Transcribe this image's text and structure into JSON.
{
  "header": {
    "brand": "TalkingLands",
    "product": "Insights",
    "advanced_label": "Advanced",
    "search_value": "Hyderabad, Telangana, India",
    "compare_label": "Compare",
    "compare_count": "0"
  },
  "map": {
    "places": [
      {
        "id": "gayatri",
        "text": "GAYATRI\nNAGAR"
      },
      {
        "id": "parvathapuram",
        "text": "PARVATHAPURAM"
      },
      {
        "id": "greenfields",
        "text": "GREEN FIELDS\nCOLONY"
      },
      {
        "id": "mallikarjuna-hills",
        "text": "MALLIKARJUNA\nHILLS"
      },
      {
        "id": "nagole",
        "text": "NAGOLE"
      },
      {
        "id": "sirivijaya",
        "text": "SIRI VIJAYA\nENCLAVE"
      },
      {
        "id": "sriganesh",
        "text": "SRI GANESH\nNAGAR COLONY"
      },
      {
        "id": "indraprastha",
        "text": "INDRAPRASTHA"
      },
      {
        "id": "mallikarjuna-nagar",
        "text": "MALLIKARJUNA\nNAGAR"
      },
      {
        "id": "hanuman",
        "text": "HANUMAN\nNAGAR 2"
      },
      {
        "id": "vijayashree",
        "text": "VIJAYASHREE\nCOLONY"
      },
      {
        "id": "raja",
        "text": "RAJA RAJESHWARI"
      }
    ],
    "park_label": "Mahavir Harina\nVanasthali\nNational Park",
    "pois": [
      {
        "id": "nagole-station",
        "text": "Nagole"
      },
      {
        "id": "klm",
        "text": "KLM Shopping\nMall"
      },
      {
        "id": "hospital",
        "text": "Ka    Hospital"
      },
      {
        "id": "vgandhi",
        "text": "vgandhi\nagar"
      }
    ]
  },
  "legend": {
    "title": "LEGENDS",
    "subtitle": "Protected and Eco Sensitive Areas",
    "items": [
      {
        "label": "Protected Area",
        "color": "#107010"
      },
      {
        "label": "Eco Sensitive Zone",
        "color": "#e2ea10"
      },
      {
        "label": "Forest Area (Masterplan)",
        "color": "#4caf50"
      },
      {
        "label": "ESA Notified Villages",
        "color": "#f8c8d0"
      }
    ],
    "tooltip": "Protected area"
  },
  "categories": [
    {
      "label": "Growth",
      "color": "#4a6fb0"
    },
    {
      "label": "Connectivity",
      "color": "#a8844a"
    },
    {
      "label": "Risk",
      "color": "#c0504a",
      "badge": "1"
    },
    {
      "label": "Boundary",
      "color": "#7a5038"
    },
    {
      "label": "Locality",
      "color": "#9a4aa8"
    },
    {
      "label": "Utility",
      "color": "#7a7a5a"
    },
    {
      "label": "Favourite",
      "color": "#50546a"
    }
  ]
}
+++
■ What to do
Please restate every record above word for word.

■ Written answer
Transcribe this image's text and structure into JSON.
{
  "header": {
    "brand": "TalkingLands",
    "product": "Insights",
    "advanced_label": "Advanced",
    "search_value": "Hyderabad, Telangana, India",
    "compare_label": "Compare",
    "compare_count": "0"
  },
  "map": {
    "places": [
      {
        "id": "gayatri",
        "text": "GAYATRI\nNAGAR"
      },
      {
        "id": "parvathapuram",
        "text": "PARVATHAPURAM"
      },
      {
        "id": "greenfields",
        "text": "GREEN FIELDS\nCOLONY"
      },
      {
        "id": "mallikarjuna-hills",
        "text": "MALLIKARJUNA\nHILLS"
      },
      {
        "id": "nagole",
        "text": "NAGOLE"
      },
      {
        "id": "sirivijaya",
        "text": "SIRI VIJAYA\nENCLAVE"
      },
      {
        "id": "sriganesh",
        "text": "SRI GANESH\nNAGAR COLONY"
      },
      {
        "id": "indraprastha",
        "text": "INDRAPRASTHA"
      },
      {
        "id": "mallikarjuna-nagar",
        "text": "MALLIKARJUNA\nNAGAR"
      },
      {
        "id": "hanuman",
        "text": "HANUMAN\nNAGAR 2"
      },
      {
        "id": "vijayashree",
        "text": "VIJAYASHREE\nCOLONY"
      },
      {
        "id": "raja",
        "text": "RAJA RAJESHWARI"
      }
    ],
    "park_label": "Mahavir Harina\nVanasthali\nNational Park",
    "pois": [
      {
        "id": "nagole-station",
        "text": "Nagole"
      },
      {
        "id": "klm",
        "text": "KLM Shopping\nMall"
      },
      {
        "id": "hospital",
        "text": "Ka    Hospital"
      },
      {
        "id": "vgandhi",
        "text": "vgandhi\nagar"
      }
    ]
  },
  "legend": {
    "title": "LEGENDS",
    "subtitle": "Protected and Eco Sensitive Areas",
    "items": [
      {
        "label": "Protected Area",
        "color": "#107010"
      },
      {
        "label": "Eco Sensitive Zone",
        "color": "#e2ea10"
      },
      {
        "label": "Forest Area (Masterplan)",
        "color": "#4caf50"
      },
      {
        "label": "ESA Notified Villages",
        "color": "#f8c8d0"
      }
    ],
    "tooltip": "Protected area"
  },
  "categories": [
    {
      "label": "Growth",
      "color": "#4a6fb0"
    },
    {
      "label": "Connectivity",
      "color": "#a8844a"
    },
    {
      "label": "Risk",
      "color": "#c0504a",
      "badge": "1"
    },
    {
      "label": "Boundary",
      "color": "#7a5038"
    },
    {
      "label": "Locality",
      "color": "#9a4aa8"
    },
    {
      "label": "Utility",
      "color": "#7a7a5a"
    },
    {
      "label": "Favourite",
      "color": "#50546a"
    }
  ]
}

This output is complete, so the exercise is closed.